* _WORK INSTRUCTIONS_
Across the material below, how many lines contain the word "DevOps"? Respond with the number only.

* _EXERCISE MATERIAL_
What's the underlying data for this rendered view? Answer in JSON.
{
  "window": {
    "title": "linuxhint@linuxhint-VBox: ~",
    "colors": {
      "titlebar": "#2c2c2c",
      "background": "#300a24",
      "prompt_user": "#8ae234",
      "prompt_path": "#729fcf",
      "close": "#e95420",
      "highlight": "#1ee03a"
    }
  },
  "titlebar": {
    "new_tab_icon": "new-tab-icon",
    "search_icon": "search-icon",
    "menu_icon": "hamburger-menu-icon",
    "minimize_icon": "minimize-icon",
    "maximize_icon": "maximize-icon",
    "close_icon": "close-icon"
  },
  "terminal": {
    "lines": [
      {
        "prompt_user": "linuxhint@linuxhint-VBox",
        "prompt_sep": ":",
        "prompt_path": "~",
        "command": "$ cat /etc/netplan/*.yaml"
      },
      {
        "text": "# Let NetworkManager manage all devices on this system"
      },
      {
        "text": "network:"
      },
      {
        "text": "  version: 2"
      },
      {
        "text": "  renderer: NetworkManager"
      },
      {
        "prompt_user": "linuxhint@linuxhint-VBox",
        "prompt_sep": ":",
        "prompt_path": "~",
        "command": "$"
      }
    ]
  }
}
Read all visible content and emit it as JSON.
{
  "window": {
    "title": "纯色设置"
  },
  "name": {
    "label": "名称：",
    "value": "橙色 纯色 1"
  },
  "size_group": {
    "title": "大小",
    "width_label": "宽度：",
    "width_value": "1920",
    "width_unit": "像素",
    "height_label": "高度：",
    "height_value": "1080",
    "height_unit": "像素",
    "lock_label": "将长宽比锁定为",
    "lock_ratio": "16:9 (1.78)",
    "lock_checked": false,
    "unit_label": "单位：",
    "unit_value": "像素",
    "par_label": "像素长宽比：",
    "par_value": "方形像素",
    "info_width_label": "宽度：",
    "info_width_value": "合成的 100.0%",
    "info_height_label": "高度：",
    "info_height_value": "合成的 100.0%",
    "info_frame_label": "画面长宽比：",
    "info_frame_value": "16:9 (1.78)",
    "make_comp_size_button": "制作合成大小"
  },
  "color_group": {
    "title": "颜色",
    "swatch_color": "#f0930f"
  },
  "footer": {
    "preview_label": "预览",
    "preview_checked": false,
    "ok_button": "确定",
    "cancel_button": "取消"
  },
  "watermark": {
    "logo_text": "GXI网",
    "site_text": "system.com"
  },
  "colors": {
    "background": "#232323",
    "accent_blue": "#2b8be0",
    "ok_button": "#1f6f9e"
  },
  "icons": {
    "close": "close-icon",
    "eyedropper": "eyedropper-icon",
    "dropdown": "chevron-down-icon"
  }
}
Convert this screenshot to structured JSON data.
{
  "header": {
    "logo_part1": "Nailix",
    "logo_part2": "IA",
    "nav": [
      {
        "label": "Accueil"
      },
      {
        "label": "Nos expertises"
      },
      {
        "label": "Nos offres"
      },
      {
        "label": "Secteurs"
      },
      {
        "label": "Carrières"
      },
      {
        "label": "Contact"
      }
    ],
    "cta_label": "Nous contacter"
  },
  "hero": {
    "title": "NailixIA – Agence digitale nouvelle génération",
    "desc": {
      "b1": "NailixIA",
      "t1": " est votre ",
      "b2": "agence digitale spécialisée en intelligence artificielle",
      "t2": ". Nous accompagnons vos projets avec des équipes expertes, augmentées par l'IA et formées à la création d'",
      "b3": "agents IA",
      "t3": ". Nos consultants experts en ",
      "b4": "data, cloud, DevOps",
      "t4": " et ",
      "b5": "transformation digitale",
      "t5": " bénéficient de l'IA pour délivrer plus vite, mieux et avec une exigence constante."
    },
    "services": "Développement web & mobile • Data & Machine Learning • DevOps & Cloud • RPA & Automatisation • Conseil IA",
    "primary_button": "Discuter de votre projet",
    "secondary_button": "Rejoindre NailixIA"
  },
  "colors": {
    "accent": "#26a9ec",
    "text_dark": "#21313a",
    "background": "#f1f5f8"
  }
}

* _ANSWER BELOW_
2